## What you will do
Go through the entries below, tally each line with the string "Transmission", and give the final number by itself.

## Data records
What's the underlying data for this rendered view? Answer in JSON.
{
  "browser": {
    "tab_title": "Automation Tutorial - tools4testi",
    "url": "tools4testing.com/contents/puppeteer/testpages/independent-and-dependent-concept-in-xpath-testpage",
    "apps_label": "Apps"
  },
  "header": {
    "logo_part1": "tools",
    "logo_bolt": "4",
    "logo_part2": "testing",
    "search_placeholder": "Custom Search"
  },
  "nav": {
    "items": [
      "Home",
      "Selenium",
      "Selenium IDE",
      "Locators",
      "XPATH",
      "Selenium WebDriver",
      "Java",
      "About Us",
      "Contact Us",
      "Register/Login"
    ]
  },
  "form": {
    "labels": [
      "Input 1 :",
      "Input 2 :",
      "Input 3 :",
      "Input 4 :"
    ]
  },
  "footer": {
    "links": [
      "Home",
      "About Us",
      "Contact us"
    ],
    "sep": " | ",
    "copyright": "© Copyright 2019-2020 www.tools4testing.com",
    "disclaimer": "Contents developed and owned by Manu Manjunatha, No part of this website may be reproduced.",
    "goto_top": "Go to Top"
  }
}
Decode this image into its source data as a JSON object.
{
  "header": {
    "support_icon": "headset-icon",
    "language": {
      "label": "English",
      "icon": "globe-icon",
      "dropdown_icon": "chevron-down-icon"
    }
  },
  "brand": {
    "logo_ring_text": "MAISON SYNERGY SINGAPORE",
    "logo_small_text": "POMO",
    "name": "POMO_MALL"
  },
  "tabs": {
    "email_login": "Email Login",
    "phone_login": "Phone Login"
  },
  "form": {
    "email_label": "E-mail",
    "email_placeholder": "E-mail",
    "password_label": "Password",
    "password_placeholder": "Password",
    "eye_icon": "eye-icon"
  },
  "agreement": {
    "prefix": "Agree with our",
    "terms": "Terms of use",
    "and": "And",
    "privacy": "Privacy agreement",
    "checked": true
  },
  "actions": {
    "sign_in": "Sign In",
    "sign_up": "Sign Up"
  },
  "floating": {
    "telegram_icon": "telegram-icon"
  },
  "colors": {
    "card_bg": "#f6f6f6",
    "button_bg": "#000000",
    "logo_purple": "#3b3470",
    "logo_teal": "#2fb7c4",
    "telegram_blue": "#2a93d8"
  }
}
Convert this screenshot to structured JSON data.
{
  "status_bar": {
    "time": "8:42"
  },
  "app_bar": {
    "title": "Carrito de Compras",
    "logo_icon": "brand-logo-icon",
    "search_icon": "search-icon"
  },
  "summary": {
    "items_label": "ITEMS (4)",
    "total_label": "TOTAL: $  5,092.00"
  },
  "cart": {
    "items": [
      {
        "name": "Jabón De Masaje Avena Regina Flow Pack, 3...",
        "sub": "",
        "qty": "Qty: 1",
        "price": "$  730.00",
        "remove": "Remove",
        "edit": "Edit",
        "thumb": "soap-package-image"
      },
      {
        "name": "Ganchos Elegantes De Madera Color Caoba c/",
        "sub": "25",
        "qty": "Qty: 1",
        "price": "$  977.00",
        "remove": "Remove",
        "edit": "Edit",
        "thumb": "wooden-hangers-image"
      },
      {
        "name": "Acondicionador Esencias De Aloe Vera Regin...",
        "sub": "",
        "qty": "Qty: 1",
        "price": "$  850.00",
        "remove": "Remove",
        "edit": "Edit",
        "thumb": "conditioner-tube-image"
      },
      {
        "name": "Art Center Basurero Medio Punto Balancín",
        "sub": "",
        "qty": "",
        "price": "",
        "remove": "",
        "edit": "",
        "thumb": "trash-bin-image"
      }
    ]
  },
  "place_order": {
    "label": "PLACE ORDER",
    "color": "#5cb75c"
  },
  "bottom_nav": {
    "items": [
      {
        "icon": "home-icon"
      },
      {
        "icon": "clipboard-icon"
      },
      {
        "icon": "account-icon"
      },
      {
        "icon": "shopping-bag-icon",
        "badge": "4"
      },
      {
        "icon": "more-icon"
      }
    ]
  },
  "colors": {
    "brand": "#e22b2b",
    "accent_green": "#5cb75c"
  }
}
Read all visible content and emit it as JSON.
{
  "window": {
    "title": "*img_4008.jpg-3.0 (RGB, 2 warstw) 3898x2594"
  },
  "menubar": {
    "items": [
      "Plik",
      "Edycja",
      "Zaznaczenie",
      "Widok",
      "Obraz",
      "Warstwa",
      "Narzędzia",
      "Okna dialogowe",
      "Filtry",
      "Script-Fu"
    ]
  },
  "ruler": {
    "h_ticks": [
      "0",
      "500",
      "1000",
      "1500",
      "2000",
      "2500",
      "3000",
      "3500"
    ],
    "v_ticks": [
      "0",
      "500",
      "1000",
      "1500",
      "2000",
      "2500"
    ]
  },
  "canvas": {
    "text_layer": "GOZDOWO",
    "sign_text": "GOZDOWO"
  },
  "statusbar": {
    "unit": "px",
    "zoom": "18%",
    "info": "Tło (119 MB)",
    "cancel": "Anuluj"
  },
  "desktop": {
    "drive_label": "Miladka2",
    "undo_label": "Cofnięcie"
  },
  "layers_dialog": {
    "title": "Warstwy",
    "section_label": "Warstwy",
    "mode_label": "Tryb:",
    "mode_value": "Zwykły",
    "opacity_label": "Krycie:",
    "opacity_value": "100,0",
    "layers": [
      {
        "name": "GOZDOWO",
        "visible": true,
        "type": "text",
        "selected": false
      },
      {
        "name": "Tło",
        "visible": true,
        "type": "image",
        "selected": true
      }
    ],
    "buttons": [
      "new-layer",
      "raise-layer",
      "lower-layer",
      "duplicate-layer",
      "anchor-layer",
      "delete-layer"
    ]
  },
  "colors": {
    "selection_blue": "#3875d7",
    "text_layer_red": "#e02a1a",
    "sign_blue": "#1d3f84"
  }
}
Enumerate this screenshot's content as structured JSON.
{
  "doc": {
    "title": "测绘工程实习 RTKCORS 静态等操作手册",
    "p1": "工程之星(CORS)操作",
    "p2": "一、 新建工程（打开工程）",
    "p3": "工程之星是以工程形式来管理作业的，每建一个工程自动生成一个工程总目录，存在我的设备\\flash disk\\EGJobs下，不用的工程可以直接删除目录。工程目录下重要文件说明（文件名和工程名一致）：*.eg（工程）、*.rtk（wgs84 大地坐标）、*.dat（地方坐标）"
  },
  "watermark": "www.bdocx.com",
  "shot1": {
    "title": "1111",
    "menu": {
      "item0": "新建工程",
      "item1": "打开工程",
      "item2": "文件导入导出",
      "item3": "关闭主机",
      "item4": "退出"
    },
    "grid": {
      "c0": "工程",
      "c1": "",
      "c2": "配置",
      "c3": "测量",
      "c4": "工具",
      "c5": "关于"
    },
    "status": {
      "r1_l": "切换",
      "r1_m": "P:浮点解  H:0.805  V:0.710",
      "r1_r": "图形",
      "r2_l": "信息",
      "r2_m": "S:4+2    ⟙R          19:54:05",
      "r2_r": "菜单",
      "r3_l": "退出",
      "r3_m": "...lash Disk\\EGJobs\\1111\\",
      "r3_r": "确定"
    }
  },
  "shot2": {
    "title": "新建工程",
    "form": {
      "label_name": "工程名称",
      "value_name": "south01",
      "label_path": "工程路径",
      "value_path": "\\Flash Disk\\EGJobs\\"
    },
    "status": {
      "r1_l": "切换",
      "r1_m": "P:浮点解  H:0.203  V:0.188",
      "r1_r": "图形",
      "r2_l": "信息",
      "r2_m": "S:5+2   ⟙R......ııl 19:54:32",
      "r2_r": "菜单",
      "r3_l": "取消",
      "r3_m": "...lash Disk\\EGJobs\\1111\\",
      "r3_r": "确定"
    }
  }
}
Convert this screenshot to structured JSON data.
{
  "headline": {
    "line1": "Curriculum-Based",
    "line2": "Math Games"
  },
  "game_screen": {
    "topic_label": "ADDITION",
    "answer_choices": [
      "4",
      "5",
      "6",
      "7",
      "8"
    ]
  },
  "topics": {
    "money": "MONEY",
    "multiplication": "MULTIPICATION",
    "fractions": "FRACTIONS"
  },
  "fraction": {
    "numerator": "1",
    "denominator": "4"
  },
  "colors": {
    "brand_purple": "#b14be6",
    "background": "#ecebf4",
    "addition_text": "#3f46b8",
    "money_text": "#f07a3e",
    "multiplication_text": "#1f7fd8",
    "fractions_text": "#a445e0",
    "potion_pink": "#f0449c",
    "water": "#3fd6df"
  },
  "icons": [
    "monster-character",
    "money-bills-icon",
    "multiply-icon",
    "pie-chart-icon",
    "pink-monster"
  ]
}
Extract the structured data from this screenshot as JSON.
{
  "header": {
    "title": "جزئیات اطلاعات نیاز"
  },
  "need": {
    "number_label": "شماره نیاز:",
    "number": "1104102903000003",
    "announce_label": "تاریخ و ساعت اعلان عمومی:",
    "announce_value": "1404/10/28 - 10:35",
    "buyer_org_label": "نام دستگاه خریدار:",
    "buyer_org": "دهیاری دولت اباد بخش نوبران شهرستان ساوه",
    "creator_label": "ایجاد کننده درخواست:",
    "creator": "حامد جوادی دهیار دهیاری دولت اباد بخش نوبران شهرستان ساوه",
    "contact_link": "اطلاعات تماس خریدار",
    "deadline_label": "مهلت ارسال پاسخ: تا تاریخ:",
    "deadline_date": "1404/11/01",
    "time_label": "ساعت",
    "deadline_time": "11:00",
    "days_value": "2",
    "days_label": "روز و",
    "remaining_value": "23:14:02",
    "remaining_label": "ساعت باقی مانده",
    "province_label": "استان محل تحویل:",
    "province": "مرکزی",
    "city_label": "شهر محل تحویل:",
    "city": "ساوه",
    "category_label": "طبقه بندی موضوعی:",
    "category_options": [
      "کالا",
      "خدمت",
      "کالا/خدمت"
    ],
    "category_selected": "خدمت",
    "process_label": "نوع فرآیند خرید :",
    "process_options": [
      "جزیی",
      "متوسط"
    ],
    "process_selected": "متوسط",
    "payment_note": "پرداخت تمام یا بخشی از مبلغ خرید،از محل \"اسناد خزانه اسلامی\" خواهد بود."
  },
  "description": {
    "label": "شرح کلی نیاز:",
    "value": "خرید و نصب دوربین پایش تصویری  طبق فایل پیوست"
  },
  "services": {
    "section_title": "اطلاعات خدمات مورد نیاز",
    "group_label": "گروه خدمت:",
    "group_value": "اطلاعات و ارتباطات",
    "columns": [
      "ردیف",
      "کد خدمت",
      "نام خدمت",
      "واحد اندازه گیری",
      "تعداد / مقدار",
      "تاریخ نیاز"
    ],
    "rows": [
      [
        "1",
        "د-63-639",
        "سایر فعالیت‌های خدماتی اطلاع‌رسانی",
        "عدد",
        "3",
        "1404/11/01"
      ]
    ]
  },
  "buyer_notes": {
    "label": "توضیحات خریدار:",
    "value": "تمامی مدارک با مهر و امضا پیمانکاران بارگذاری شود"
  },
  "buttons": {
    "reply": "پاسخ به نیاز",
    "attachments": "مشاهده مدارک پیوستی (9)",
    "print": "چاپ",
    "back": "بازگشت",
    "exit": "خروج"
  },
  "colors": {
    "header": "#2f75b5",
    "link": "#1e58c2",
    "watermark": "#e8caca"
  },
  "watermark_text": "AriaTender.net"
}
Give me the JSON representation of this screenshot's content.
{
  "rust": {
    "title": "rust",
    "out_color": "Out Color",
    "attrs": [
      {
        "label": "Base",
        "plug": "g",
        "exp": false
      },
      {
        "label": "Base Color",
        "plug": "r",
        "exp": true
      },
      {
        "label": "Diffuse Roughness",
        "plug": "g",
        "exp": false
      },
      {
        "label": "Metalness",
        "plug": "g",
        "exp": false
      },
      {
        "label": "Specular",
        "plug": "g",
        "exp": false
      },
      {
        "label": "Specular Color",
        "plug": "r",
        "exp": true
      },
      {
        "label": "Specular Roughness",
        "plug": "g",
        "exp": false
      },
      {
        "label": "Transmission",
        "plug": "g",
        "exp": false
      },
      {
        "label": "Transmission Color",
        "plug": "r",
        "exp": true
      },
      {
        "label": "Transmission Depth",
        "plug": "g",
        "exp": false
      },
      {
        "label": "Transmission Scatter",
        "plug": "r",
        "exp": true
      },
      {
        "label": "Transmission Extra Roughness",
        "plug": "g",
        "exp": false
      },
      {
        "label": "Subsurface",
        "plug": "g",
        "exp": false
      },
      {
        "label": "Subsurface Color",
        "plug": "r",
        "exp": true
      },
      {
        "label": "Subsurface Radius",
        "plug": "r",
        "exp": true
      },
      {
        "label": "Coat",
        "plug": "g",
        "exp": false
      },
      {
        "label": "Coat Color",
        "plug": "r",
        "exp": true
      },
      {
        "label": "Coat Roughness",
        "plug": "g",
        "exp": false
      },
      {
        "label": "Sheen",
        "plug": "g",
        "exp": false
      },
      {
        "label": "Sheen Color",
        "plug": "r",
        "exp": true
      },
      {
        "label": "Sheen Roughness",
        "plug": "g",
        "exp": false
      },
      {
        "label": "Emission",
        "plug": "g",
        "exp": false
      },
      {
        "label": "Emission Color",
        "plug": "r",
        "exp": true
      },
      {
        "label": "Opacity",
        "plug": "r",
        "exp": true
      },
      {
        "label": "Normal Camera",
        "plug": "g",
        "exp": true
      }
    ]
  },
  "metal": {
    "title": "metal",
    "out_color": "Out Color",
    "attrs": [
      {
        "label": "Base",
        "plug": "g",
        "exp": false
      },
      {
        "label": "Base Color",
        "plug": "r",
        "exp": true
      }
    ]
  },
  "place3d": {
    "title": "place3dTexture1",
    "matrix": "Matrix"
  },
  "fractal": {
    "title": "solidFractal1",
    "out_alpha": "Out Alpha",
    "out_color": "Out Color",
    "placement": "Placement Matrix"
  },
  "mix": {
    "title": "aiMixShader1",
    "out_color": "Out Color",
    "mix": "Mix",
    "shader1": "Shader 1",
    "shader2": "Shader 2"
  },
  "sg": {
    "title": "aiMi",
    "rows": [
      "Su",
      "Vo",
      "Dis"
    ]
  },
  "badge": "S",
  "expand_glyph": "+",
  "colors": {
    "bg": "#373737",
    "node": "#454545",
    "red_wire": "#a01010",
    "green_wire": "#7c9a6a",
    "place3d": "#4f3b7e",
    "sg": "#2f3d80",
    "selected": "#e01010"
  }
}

## Reply
5